Margaret Atwood on Wattpad
By CATHARINE MORRIS
This week, The Times ran an article about Beth Reeks, who has secured a three-book deal at the age of seventeen. The article mentioned that she had built up a readership via Wattpad, a free online novel-sharing platform for amateur writers that “Margaret Atwood has hailed as the future of the form”.
If only Atwood had had access to it when she was a teenager: at a recent RSL event in Canada House in Trafalgar Square, she told us that her first step in becoming a writer was buying a publication called Writers’ Markets, which said that the money was in true romance stories. She told us: “I thought, I‘ll do that during the day and write my deathless masterpieces at night”. There was a certain formula to these stories, she said. “There would be a choice between two men – one would have a motorcycle and one would work in a shoe store. The woman would get involved with the unreliable one . . . . There were various ways of ending the story. The best way was patching things up with the shoe store guy . . . . But there would always be a scene on the sofa: ‘and then they were one’. I couldn’t bring myself to do that. That wasn’t going to happen.”
Her next idea was journalism school. Her parents, “biting their tongues”, “dredged up” a journalist second cousin, who told her that, as a woman, she would end up doing “nothing but obituaries and the ladies’ fashion pages”. She decided to go to university and write in the summer holidays. At the time she graduated, teachers were in great demand, so she taught grammar to engineers at the University of British Columbia. “At 8.30 in the morning. They were asleep. I was also asleep.”
Becoming a professional writer in Canada wasn’t easy for anyone. Atwood told us that in the 1950s and 1960s there were only about five literary magazines. In 1960, only five novels by Canadians were published in Canada. In bookshops, Canadian poetry and fiction would appear in the “Canadiana” section. Many aspiring writers left for England or the US. One important champion of Canadian literature was Robert Weaver, who helped to establish the reputations of a number of now well-known writers via his Canadian Broadcasting Corporation radio show. “He paid you. He paid money – it was a big thing”. Gradually, “a space was made”. Still, Atwood “never expected to make any money. Even the magazine market was drying up” – but she was eventually able to start writing full-time in 1972.

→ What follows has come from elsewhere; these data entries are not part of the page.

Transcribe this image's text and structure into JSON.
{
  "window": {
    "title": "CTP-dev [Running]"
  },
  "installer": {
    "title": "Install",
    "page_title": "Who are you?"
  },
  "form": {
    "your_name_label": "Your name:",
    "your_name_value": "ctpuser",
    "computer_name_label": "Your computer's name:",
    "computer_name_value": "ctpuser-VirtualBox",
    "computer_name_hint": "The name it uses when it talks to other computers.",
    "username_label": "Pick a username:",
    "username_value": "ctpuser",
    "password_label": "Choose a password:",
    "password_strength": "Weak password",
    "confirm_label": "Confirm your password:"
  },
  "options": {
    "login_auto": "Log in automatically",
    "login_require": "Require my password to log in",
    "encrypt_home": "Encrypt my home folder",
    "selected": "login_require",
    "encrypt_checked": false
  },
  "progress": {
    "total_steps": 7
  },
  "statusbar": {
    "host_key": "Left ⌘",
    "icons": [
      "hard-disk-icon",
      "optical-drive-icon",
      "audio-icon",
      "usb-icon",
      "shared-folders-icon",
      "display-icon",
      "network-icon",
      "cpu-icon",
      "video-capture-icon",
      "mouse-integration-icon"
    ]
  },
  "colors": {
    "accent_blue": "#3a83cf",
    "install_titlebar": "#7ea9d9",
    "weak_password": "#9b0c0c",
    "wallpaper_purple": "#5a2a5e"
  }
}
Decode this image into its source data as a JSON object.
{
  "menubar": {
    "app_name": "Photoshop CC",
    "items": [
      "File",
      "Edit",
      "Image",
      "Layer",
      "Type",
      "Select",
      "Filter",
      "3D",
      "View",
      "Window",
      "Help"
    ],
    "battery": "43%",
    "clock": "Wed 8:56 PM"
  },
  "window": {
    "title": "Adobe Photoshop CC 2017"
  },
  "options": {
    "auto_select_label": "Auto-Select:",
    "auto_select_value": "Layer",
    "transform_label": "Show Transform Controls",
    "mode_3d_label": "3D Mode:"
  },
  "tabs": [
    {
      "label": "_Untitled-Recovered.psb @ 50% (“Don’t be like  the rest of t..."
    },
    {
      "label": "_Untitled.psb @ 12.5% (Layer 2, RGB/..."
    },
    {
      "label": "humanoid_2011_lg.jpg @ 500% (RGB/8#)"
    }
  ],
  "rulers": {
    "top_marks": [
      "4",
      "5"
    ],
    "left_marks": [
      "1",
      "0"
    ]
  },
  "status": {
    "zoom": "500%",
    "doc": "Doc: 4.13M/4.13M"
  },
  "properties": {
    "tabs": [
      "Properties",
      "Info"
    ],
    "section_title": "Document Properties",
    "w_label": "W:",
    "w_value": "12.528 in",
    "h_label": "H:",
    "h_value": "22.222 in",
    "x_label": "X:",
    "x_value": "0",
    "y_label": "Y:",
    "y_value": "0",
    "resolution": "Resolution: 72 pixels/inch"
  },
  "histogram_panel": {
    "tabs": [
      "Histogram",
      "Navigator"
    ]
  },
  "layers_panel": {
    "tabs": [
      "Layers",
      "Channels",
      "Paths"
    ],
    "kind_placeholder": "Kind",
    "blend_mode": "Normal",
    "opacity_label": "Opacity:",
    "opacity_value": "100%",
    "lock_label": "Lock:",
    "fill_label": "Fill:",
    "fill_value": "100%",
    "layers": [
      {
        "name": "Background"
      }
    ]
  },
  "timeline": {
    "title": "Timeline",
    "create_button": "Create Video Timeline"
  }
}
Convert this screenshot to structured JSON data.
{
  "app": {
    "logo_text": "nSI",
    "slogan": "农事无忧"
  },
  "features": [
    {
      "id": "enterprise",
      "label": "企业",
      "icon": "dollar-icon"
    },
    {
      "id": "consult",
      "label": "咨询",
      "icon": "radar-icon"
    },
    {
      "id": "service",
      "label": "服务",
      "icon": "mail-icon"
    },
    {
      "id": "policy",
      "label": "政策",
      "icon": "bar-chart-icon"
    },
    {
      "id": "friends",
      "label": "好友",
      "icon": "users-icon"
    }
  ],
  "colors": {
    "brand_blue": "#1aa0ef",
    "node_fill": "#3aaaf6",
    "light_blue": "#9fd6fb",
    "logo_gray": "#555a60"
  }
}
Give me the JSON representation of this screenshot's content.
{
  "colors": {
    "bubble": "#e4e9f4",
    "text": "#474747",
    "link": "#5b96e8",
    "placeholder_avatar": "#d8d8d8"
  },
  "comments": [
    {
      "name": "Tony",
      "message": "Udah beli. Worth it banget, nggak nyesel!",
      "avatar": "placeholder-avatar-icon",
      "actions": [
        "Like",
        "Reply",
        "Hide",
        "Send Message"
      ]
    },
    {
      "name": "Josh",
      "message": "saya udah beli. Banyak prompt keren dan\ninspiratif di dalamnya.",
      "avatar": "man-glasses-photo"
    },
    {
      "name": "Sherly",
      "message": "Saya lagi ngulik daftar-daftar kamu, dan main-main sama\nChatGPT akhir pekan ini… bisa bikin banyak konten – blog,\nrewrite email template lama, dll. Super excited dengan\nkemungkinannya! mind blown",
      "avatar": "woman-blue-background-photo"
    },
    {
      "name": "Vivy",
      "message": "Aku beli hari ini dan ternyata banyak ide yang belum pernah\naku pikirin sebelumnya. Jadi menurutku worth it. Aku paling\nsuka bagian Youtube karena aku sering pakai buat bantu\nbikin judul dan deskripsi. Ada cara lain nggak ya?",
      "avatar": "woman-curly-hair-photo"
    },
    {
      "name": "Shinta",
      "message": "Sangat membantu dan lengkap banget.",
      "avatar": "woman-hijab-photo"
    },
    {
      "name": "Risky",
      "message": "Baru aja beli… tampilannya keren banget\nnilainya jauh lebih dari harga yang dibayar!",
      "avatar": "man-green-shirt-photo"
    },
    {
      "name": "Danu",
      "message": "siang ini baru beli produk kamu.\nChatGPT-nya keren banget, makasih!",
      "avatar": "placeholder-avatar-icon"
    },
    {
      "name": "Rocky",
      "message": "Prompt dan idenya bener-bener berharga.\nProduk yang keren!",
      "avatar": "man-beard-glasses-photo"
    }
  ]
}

Atwood might not need Wattpad now, but she does have a page on it; and she has shared two works there – Speeches For Doctor Frankenstein, a poem cycle originally printed in 1966 in an edition of fifteen copies illustrated by her friend Charles Pachter; and "Thriller Suite", a new collection of poems “inspired by her long history as a reader of strange tales, from 19th century gothic classics to ghost stories to crime fiction and thrillers”. She has also shared a link to The Happy Zombie Sunrise Home, a serialized novel written with Naomi Alderman. But her presence has more to do with other people's work than her own. When she joined the site in June she said to one journalist:
“How do young people get their practice in? We did it through the high school magazine, but it was an embarrassing thing because your real name was on it. On Wattpad you can put your real name or have a pseudonym, which a huge number do. Then you can get out there, get feedback, but not have that horrible expectation of people jeering at school. It's actually a pretty pure way of getting a readership that's not going to look at anything but your writing”.
Atwood's new novel MaddAddam will be reviewed in a future issue of the TLS.
Photograph by George Whiteside